Economists take a lot of stick for their inability to foresee crises and recessions. But I wonder: wouldn’t it be fairer to chastise politicians for their lack of foresight?
Two current events make me ask.
One is the scandal about Windrushers being deported. This injustice was not just foreseeable but foreseen. Ministers were warned of it two years ago. It should be no surprise that a “hostile environment” and crude targets would hit law-abiding British citizens. As I said in 2016:
Just as “anti-terror” laws have been used to harass journalists and peaceful protestors, so immigration controls will hurt decent people. And for the same reason - because they are the softest targets.
And yet in both cases, some ministers and commentators seem surprised. They remind me of the hotel guest who complained of the poor view to whom Basil Fawlty replied:
May I ask what you expected to see out of a Torquay hotel bedroom? Sydney Opera House perhaps, or the Hanging Gardens of Babylon, herds of wildebeest sweeping majestically?
In this context we should ask: what can people reasonably be expected to foresee and what not?
It might be that recessions are inherently unforecastable because they are emergent phenomena which arise from micro-level shocks which are sometimes amplified by network effects. Similarly crises result from falls in asset values. But the same “often negligible” (Keynes’ words) knowledge of the future that causes asset values to be precarious also stops us from predicting such falls.
Maybe, therefore, crises and recessions are not reliably forecastable.
But the political events I’m considering are not like these. Everybody should know that targets can be misused. And anybody who had thought about knew that a hard Brexit meant a physical border between Northern Ireland and the Republic.
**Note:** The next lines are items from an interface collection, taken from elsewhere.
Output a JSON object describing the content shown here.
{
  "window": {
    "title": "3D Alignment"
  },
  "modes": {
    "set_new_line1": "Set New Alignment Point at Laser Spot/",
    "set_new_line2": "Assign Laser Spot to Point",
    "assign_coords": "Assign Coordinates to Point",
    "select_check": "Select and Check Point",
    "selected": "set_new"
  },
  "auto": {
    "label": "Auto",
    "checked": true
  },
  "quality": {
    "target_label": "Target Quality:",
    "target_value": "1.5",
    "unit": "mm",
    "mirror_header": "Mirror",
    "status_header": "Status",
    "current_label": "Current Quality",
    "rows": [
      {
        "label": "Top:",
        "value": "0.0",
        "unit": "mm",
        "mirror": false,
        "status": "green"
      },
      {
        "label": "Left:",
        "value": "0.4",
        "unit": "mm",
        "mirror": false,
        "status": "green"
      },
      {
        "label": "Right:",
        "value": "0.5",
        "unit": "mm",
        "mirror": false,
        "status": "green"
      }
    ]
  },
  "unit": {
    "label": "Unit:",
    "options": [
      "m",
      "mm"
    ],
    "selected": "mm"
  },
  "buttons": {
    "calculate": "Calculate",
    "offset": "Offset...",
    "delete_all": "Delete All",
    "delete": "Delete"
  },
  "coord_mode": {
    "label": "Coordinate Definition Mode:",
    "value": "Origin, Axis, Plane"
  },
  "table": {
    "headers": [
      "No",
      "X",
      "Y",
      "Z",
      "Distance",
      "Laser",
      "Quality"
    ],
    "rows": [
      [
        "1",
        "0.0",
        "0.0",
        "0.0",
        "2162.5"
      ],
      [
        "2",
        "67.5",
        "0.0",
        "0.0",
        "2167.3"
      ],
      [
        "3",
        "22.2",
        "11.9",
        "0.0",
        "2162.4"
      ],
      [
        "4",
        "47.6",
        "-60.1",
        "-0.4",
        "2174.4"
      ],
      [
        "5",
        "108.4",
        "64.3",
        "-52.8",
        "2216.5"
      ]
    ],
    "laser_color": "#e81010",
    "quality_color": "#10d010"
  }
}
This is not of course to say that all political problems are foreseeable and all economic ones not. All I’m asking is for us to consider in which contexts it is possible to have foresight and in which it isn’t. Only by answering this can people be properly held to account for not foreseeing events. Only if you have a theory of what is knowable and what isn’t can you fairly blame people for not knowing something.